It’s amazing that Infamy could be so sloppy trackwise, given that it was made during a time when the bar for hiphop has been raised higher than ever. OutKast’s Stankonia forges alloys from jungle and funk, and Jay-Z’s The Blueprint is about as musically complex a hiphop album as you’ll see released commercially. Even DMX’s flawed but at times gripping The Great Depression suggests that the age of rote beats is coming to an end.
Into this sea of change steps Mobb Deep, executing the same formula it has used since The Infamous. This is especially true of the MC-ing. Prodigy has always been a gifted lyricist, but on Infamy, he brings little of that blessing to bear. On “Clap,” he proclaims—once again—his allegiance to the criminal life, without offering any of the insight he did on earlier records: “More money more murder, that’s how we live it/More diamonds more guns is the beginning/More of this gangsta shit can wear you out.” Havoc, though not in Prodigy’s league lyrically, held his own in the past but here disgraces himself on “Handcuffs,” an LL Cool J-style your-man-can’t-do-it-like-I-can rhyme that includes Havoc’s cringeworthy attempt to speed-rap a la early Jay-Z.
Just when you think it can’t get worse, it does, and the group makes a troubling attempt at a ballad with “Hey Luv (Anything).” There are a few rappers who can make the switch from callousness to sudden sensitivity—and neither Havoc nor Prodigy is among them. Duetting with the amorphous-voiced chanteuse 112, Prodigy attempts his best Father MC rendition: “You so fine, I just wanna roll with you/You a queen bitch, you need a king close to you/You need a nigga like P to just flow with you.” The cut comes off as utterly disingenuous, akin to something by Big Daddy Kane in his Prince of Darkness era.

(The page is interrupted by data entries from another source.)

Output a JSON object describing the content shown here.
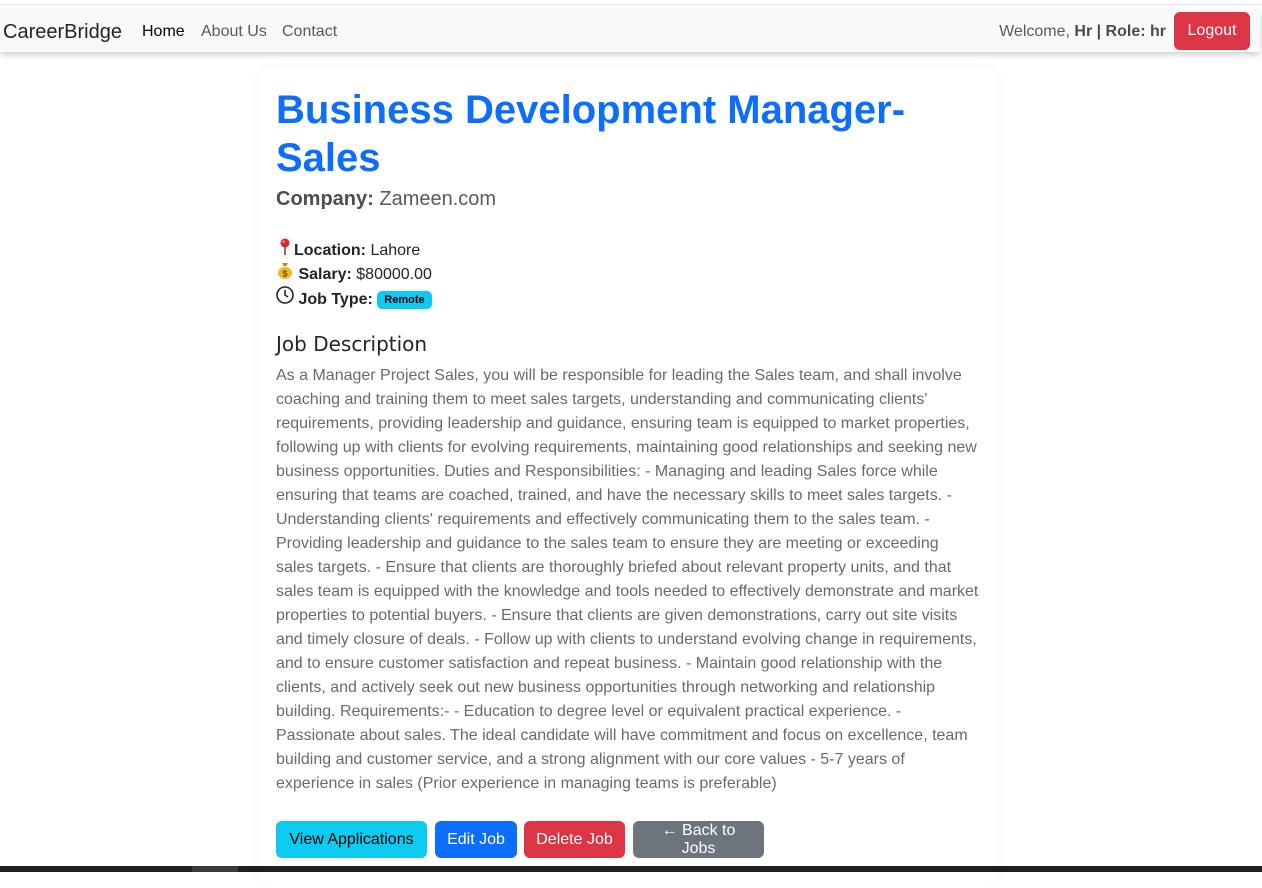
{
  "navbar": {
    "brand": "CareerBridge",
    "links": [
      "Home",
      "About Us",
      "Contact"
    ],
    "welcome_prefix": "Welcome, ",
    "user_name": "Hr",
    "separator": " | ",
    "role_label": "Role:",
    "role_value": " hr",
    "logout_label": "Logout"
  },
  "job": {
    "title": "Business Development Manager-Sales",
    "company_label": "Company:",
    "company_name": " Zameen.com",
    "location_label": "Location:",
    "location_value": " Lahore",
    "salary_label": "Salary:",
    "salary_value": " $80000.00",
    "job_type_label": "Job Type:",
    "job_type_value": "Remote",
    "description_heading": "Job Description",
    "description": "As a Manager Project Sales, you will be responsible for leading the Sales team, and shall involve coaching and training them to meet sales targets, understanding and communicating clients' requirements, providing leadership and guidance, ensuring team is equipped to market properties, following up with clients for evolving requirements, maintaining good relationships and seeking new business opportunities. Duties and Responsibilities: - Managing and leading Sales force while ensuring that teams are coached, trained, and have the necessary skills to meet sales targets. - Understanding clients' requirements and effectively communicating them to the sales team. - Providing leadership and guidance to the sales team to ensure they are meeting or exceeding sales targets. - Ensure that clients are thoroughly briefed about relevant property units, and that sales team is equipped with the knowledge and tools needed to effectively demonstrate and market properties to potential buyers. - Ensure that clients are given demonstrations, carry out site visits and timely closure of deals. - Follow up with clients to understand evolving change in requirements, and to ensure customer satisfaction and repeat business. - Maintain good relationship with the clients, and actively seek out new business opportunities through networking and relationship building. Requirements:- - Education to degree level or equivalent practical experience. - Passionate about sales. The ideal candidate will have commitment and focus on excellence, team building and customer service, and a strong alignment with our core values - 5-7 years of experience in sales (Prior experience in managing teams is preferable)"
  },
  "actions": {
    "view_applications": "View Applications",
    "edit_job": "Edit Job",
    "delete_job": "Delete Job",
    "back_to_jobs": "← Back to Jobs"
  },
  "icons": {
    "location": "pin-icon",
    "salary": "money-bag-icon",
    "job_type": "clock-icon"
  },
  "colors": {
    "primary": "#0d6efd",
    "danger": "#dc3545",
    "info": "#0dcaf0",
    "secondary": "#6c757d"
  }
}
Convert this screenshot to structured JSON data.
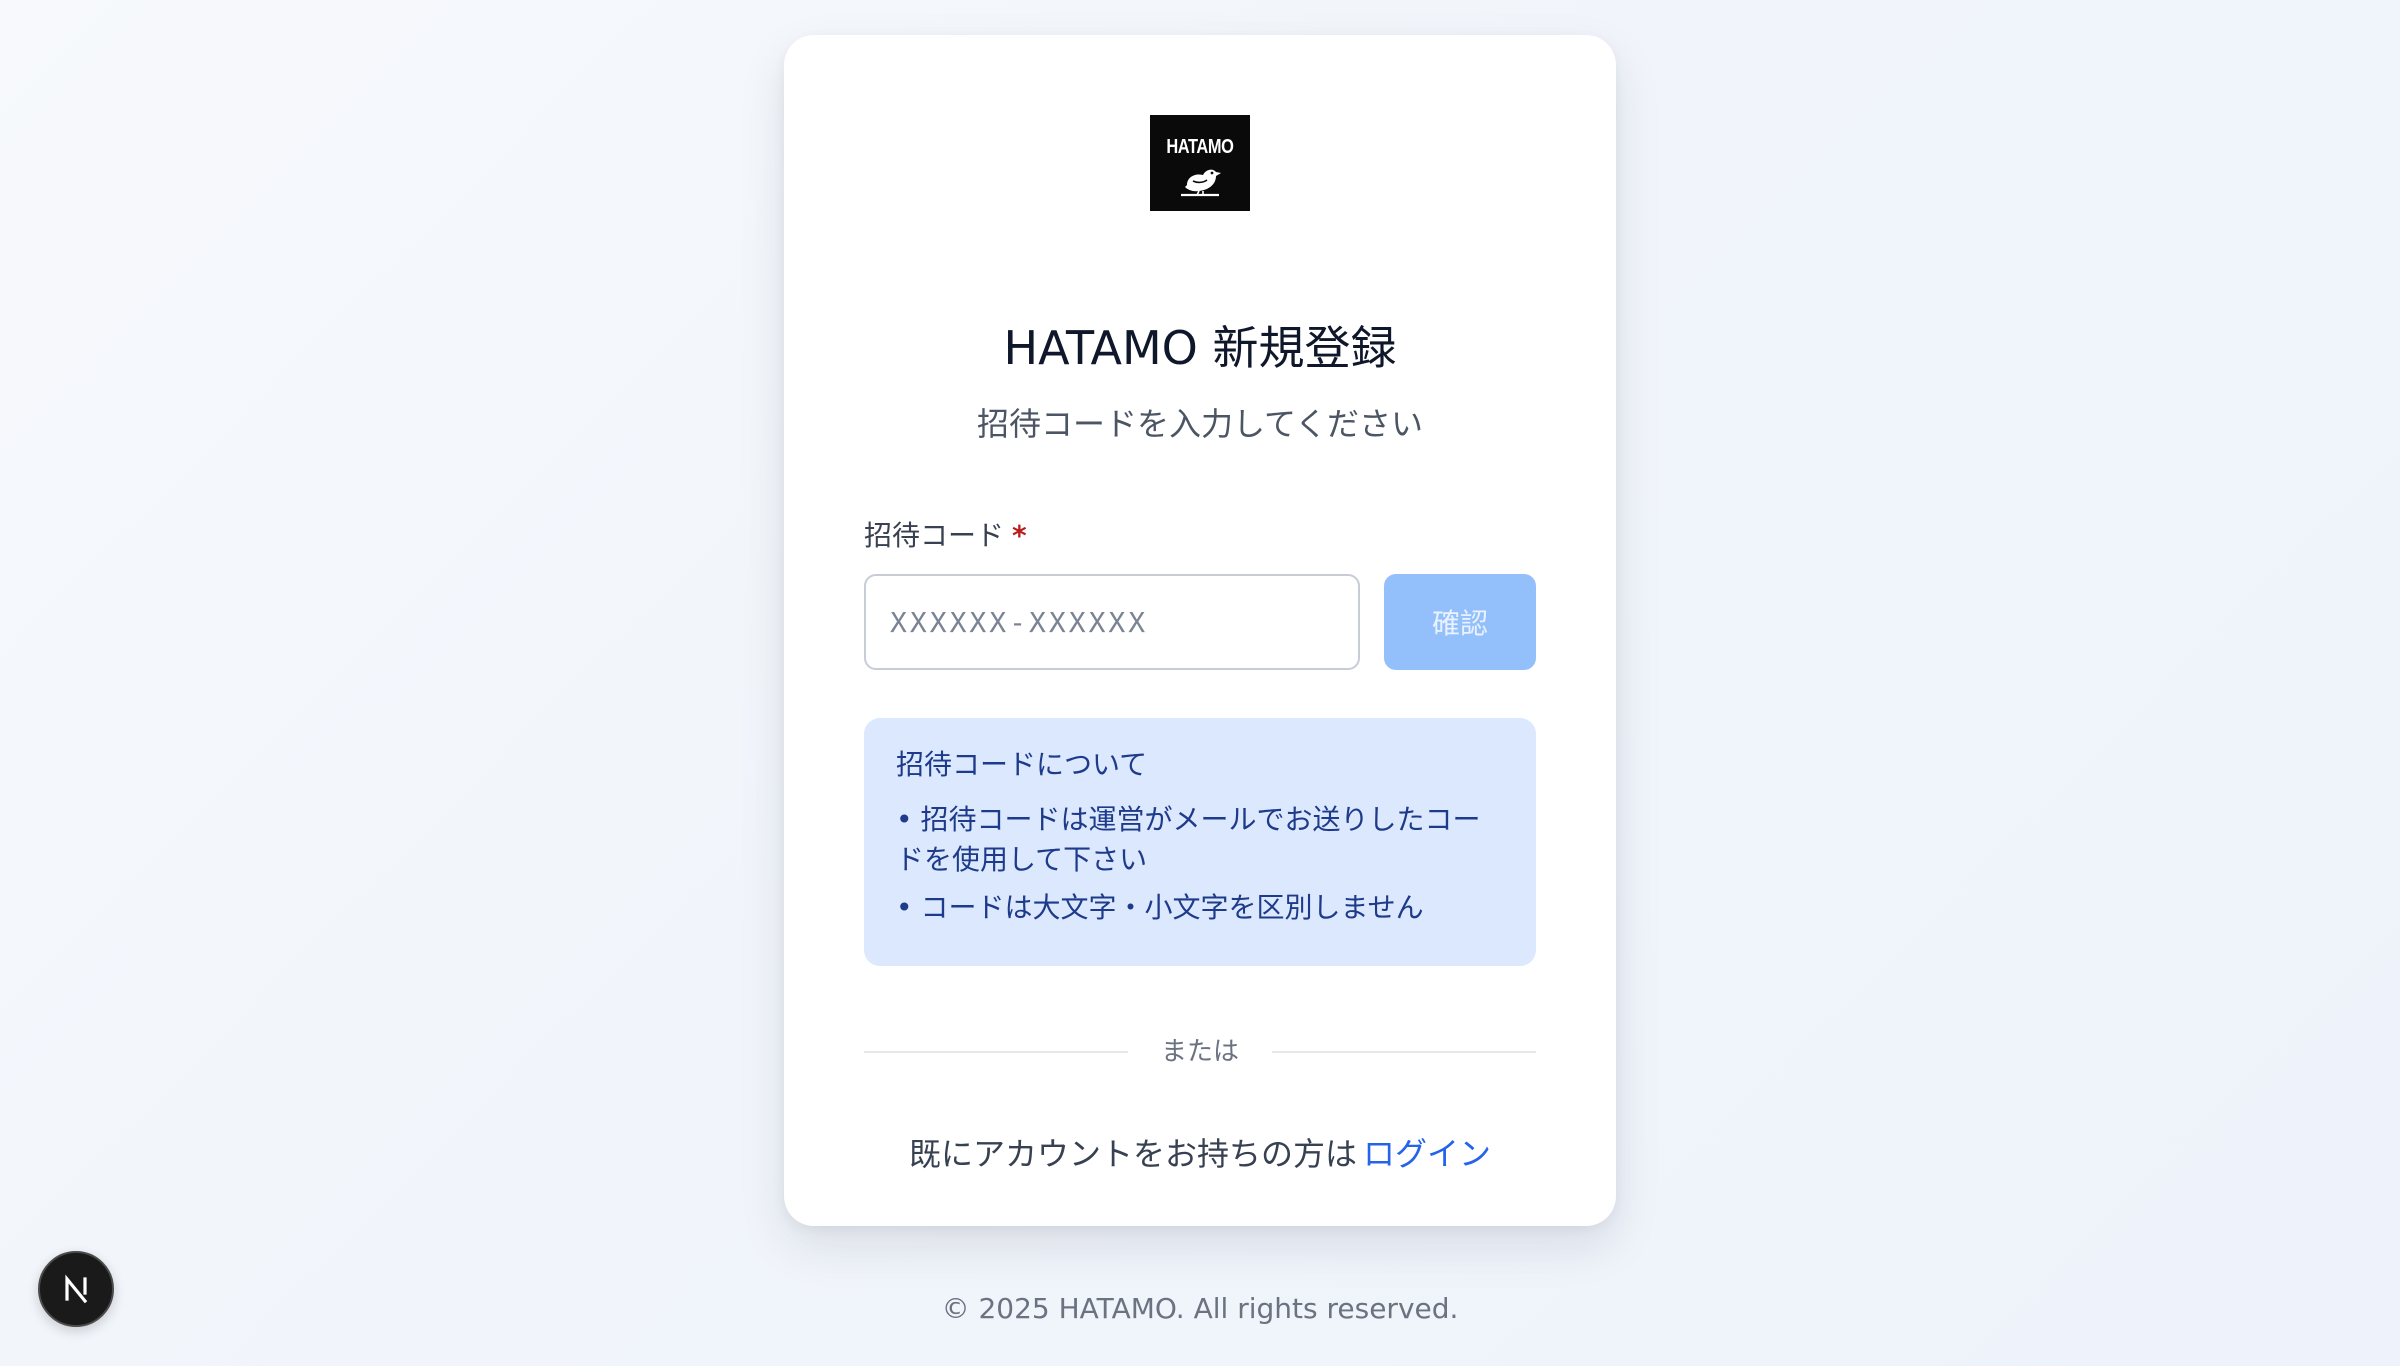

Even if it’s not Mobb’s last shot at greatness, Infamy is a missed opportunity. A solid fifth album would have put the group on par with any of rap’s greats, but this lazy effort merely puts it on par with the also-rans. Perhaps more disturbing, this is the second time the group has put out a half-baked album after being challenged by one of rap’s elite. Hell on Earth was a mediocre reply to Tupac’s brutal assaults; Infamy is a pretty forgettable reply to Jay-Z. Even more than their inability to change, Havoc and Prodigy’s wilting away in the face of a challenge is a bad omen for Mobb Deep fans everywhere. CP